[Data excerpts]
[Start of section]
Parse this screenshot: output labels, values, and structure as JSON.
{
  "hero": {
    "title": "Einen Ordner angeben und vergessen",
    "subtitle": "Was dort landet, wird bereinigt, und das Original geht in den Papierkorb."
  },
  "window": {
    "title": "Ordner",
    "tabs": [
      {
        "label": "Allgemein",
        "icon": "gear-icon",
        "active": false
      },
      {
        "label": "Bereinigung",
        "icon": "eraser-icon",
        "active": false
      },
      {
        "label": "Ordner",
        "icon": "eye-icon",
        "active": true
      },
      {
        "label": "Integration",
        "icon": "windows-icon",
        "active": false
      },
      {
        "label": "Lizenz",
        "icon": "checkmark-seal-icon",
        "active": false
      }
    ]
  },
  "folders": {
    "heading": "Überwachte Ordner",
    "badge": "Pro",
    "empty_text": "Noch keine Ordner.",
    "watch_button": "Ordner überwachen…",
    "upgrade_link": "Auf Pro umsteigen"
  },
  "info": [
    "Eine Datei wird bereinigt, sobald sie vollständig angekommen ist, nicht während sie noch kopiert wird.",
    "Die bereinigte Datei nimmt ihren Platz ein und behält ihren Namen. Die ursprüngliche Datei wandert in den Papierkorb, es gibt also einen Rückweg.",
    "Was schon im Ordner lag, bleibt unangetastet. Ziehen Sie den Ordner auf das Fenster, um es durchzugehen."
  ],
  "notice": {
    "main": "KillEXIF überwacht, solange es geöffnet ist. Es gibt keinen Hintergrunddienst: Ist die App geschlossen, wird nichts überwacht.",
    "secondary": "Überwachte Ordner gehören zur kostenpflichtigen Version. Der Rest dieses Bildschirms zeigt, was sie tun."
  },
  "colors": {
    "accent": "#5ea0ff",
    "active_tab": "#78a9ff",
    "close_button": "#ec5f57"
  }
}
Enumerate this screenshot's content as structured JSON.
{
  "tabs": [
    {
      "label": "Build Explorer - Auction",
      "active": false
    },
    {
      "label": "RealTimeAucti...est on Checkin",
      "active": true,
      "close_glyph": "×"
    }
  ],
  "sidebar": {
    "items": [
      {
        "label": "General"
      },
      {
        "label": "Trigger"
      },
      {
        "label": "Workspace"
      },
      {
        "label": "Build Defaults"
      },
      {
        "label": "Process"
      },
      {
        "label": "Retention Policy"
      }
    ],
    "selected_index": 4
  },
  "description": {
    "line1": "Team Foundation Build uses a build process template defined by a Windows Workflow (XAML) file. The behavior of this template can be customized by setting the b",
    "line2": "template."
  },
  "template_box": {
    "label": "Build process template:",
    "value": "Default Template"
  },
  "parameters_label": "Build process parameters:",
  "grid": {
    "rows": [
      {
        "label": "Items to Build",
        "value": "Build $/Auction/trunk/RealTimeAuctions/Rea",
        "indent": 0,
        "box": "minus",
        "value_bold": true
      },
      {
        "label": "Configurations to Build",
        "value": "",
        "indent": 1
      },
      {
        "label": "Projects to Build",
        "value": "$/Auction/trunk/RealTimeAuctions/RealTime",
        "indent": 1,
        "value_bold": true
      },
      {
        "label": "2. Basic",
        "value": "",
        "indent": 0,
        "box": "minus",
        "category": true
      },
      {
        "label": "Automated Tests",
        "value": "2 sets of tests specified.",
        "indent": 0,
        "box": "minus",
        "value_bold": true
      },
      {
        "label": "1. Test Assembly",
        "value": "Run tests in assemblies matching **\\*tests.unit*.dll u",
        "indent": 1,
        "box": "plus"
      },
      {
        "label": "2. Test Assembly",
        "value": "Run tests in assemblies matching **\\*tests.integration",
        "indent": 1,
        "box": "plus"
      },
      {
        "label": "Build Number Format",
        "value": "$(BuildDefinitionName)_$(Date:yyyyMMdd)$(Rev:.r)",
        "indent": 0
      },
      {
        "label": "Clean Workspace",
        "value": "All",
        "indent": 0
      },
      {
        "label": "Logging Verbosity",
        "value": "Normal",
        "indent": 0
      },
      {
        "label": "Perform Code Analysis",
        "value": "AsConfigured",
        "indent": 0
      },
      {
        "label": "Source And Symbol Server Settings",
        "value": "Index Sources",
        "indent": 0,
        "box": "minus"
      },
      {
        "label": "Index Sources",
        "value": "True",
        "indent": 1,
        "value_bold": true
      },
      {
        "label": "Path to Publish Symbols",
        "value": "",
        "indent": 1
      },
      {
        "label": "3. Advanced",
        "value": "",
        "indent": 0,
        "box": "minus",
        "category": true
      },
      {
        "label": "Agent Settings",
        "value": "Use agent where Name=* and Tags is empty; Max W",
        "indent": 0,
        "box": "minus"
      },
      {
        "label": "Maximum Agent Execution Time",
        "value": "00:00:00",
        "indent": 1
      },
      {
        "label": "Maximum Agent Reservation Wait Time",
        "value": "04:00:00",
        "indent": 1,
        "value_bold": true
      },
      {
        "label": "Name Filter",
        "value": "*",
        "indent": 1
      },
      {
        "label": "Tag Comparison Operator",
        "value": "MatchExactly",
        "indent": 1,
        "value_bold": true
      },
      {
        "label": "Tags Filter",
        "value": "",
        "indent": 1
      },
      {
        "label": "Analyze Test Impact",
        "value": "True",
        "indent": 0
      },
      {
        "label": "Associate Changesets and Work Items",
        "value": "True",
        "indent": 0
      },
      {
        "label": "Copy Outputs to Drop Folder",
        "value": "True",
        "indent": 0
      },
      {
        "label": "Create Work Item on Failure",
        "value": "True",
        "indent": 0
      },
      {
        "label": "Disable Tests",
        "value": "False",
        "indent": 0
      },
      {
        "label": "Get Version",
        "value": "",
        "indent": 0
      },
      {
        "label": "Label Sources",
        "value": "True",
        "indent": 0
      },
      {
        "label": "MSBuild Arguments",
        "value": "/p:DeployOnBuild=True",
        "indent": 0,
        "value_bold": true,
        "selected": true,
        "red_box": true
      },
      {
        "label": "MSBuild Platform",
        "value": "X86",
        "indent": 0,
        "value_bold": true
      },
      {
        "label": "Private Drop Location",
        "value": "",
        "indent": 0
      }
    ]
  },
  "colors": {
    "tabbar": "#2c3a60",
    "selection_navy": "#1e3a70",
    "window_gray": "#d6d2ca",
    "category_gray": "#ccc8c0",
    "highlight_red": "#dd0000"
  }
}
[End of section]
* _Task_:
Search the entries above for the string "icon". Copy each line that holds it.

* _Answer for the task_:
        "icon": "gear-icon",
        "icon": "eraser-icon",
        "icon": "eye-icon",
        "icon": "windows-icon",
        "icon": "checkmark-seal-icon",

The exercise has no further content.